“You are an apostate and a rebel against God,” said Bruno.
“Not against God, your God or any other. Only against your Church. No priest is persecuted in England, no Christian harmed for being Christian.”
The Emperor’s voice sharpened. “You hid from me the Holy Grail. Tricked it from under my eyes.”
“I found you the Holy Lance. It would never have come to you without me.”
The Emperor seemed unsure what to say. The voice of Erkenbert the fanatic cut across his uncertainty.
“You have made false books and false gospels and sent them out across Christendom!”
“How do you know they are false?”
“You see!” said Erkenbert to his Emperor. “You are minded to forgive him even now, in your kindness. Think of this. Other heretics sin against the Faith, but this man—if man he is—he casts doubts on all faiths together. If he had his way all books would become mere words, to be turned this way and that. Treated like the oaths of a horse-dealer or the promises of a harlot.”
“Books are mere words,” said Shef faintly, his senses beginning to leave him. “Only you cannot ask a writer if he is telling the truth. Cannot look into his eyes.”
“He doubts the Word of God,” said Bruno firmly. “It is the sin against the Holy Ghost. How shall he die, Your Holiness?”
“This is Rome. Let us do as the Romans did and crucify him.”
“Does he deserve Our Savior’s death?”
“Saint Peter was crucified upside down, because he was not worthy to imitate his Lord. Nail this one with his hands over his head.”
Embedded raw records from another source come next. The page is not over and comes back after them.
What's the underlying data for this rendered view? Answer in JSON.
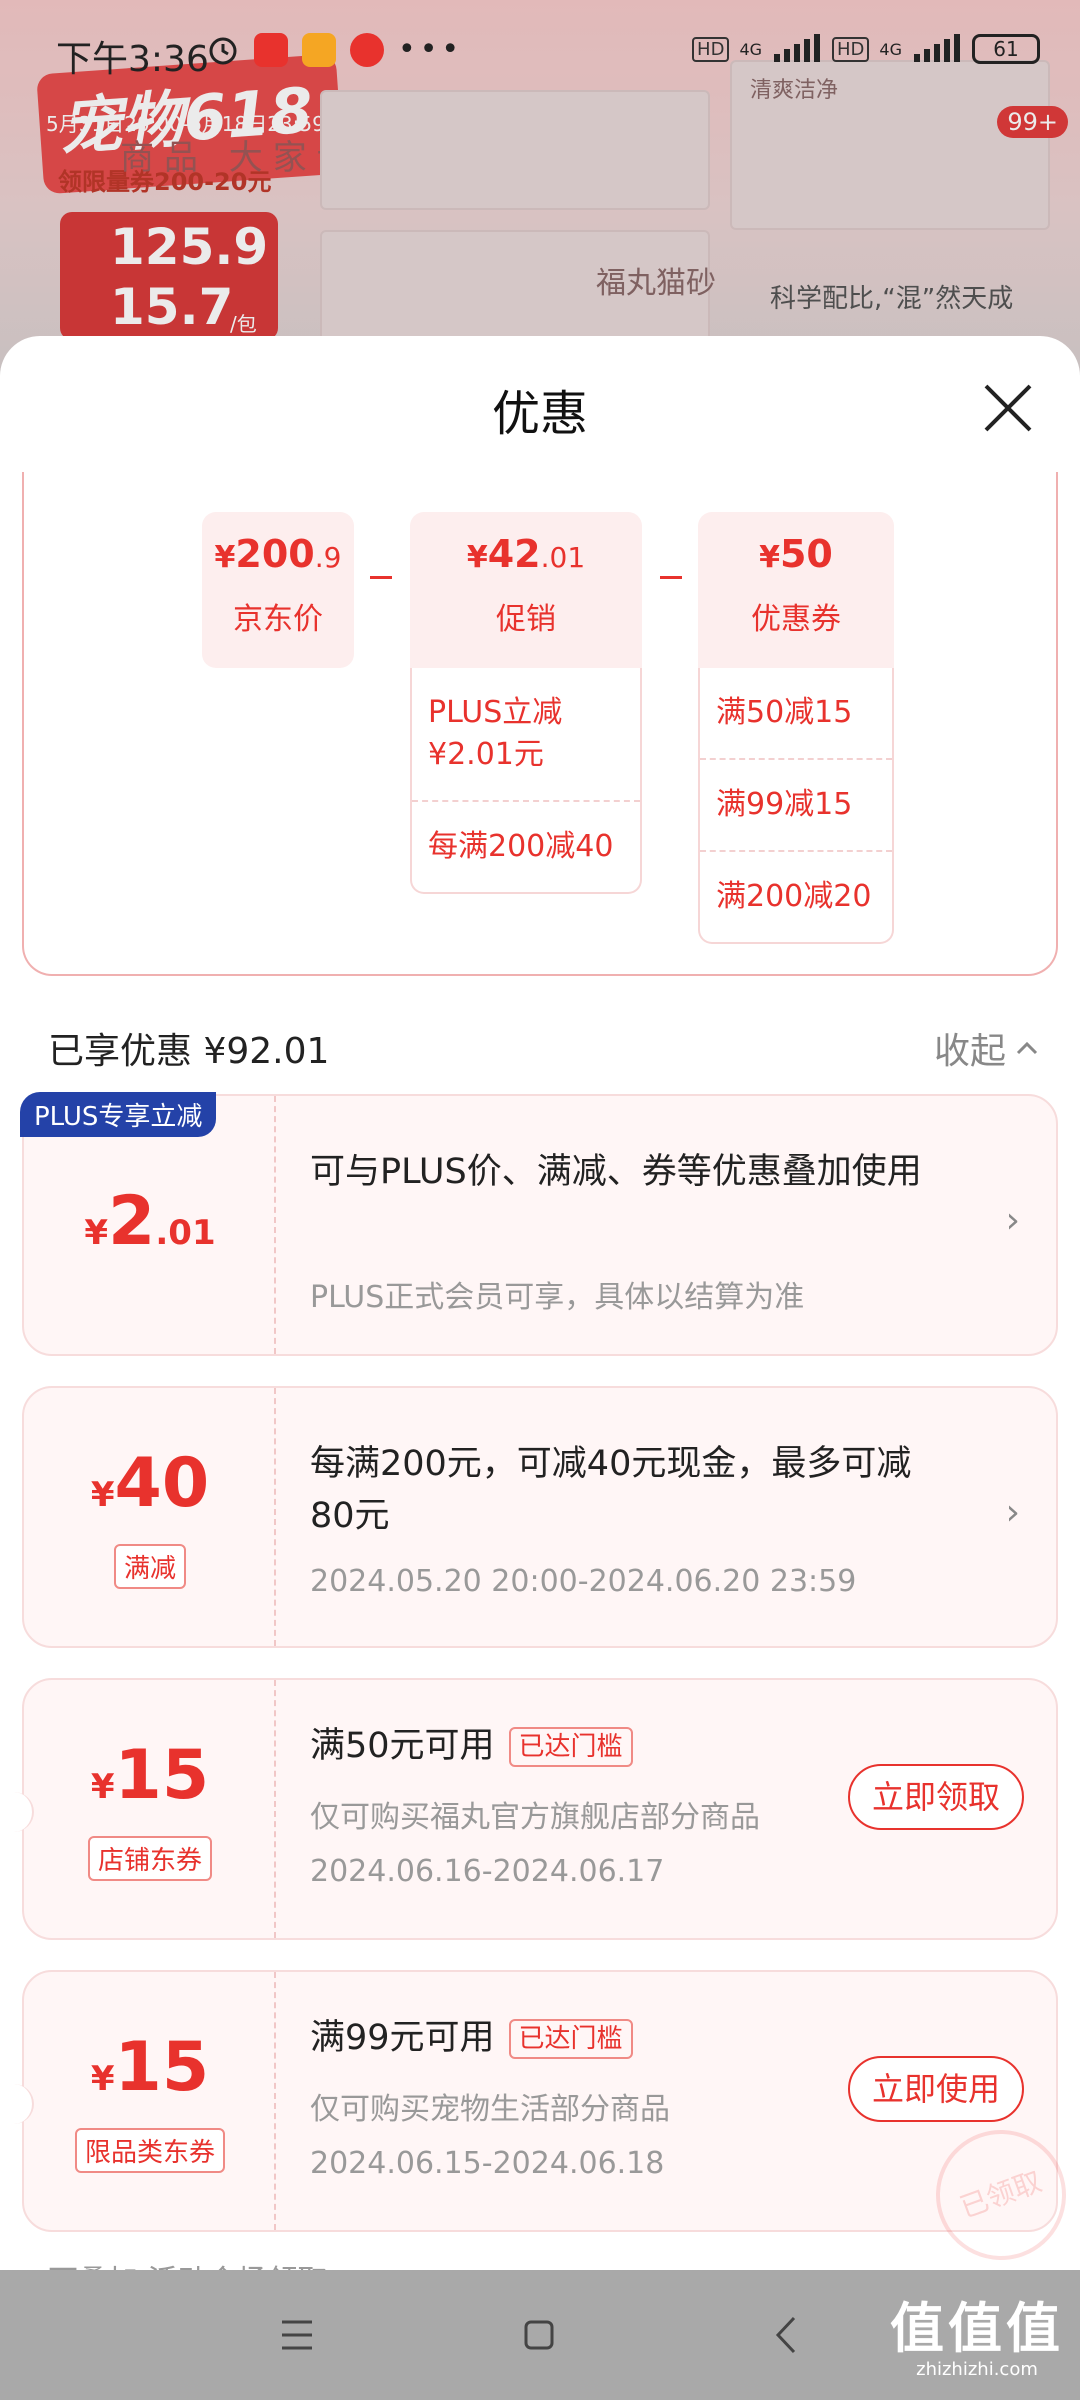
{
  "status_bar": {
    "time": "下午3:36",
    "network_1": "4G",
    "network_2": "4G",
    "hd_1": "HD",
    "hd_2": "HD",
    "battery": "61"
  },
  "background": {
    "promo_title": "宠物618",
    "promo_date": "5月31日20:00-6月18日23:59",
    "coupon_line": "领限量券200-20元",
    "price_1": "125.9",
    "price_2": "15.7",
    "price_unit": "/包",
    "tabs": "商品 大家评 详情 推荐",
    "brand_text": "福丸猫砂",
    "badge": "99+",
    "note": "科学配比,“混”然天成",
    "label_small": "清爽洁净"
  },
  "sheet": {
    "title": "优惠",
    "breakdown": [
      {
        "yen": "¥",
        "price_main": "200",
        "price_small": ".9",
        "label": "京东价",
        "items": []
      },
      {
        "yen": "¥",
        "price_main": "42",
        "price_small": ".01",
        "label": "促销",
        "items": [
          "PLUS立减 ¥2.01元",
          "每满200减40"
        ]
      },
      {
        "yen": "¥",
        "price_main": "50",
        "price_small": "",
        "label": "优惠券",
        "items": [
          "满50减15",
          "满99减15",
          "满200减20"
        ]
      }
    ],
    "enjoyed_label": "已享优惠 ¥92.01",
    "collapse_label": "收起",
    "cards": [
      {
        "badge": "PLUS专享立减",
        "yen": "¥",
        "amount": "2",
        "amount_small": ".01",
        "tag": "",
        "title": "可与PLUS价、满减、券等优惠叠加使用",
        "subtitle": "PLUS正式会员可享，具体以结算为准",
        "action": "arrow"
      },
      {
        "badge": "",
        "yen": "¥",
        "amount": "40",
        "amount_small": "",
        "tag": "满减",
        "title": "每满200元，可减40元现金，最多可减80元",
        "subtitle": "2024.05.20 20:00-2024.06.20 23:59",
        "action": "arrow"
      },
      {
        "badge": "",
        "yen": "¥",
        "amount": "15",
        "amount_small": "",
        "tag": "店铺东券",
        "title": "满50元可用",
        "threshold": "已达门槛",
        "subtitle": "仅可购买福丸官方旗舰店部分商品",
        "date": "2024.06.16-2024.06.17",
        "action_label": "立即领取"
      },
      {
        "badge": "",
        "yen": "¥",
        "amount": "15",
        "amount_small": "",
        "tag": "限品类东券",
        "title": "满99元可用",
        "threshold": "已达门槛",
        "subtitle": "仅可购买宠物生活部分商品",
        "date": "2024.06.15-2024.06.18",
        "action_label": "立即使用",
        "stamp": "已领取"
      }
    ],
    "more_text": "可叠加 活动会场领取"
  },
  "nav_bar": {
    "watermark": "值值值",
    "watermark_sub": "zhizhizhi.com"
  },
  "colors": {
    "accent": "#e8322d",
    "plus_badge": "#2442a8",
    "card_bg": "#fff6f6",
    "nav_bg": "#a9a9a9"
  }
}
Just don’t touch my foot, thought Shef. A futile thought. They would nail that too. He was putting more and more weight on the rope now, less and less on his one good leg. The sooner he fainted the better.
“Shall we do it where his men can see?” asked a voice somewhere off in the blackness that was closing in.
“No. No. Better that there is no story of this, that he should just disappear. Take him into a garden somewhere. Use the Grail-knights to guard him till he is dead.”
The rope round his wrists was slashed free, he stumbled, came down on his injured foot, and fell headlong. The Emperor looked after him as the knights dragged him away. “He might have been a great warrior for the Lord,” he said.
“Satan was once Lucifer, brightest angel in Heaven,” replied Erkenbert.
His hands were stretched out above him, his feet stretched out below. He had not felt the nail driven through both wrists. As soon as the iron point had touched his shattered ankle he had bitten deep into his lip to keep from screaming, but after the first blow he had felt nothing at all. The cunning soldiers had fixed a tiny ledge below his feet, no more than three inches out from the tree-trunk to which he was fastened, and on this he could rest his weight. Much of his weight. When his one foot would support him no more he would sag again from his wrists, feel the stifling pressure on his ribs. When he fainted the weight would fall again on his ankle, the pain stab him awake once more. As the sun rose towards noon, Shef drifted in and out of consciousness.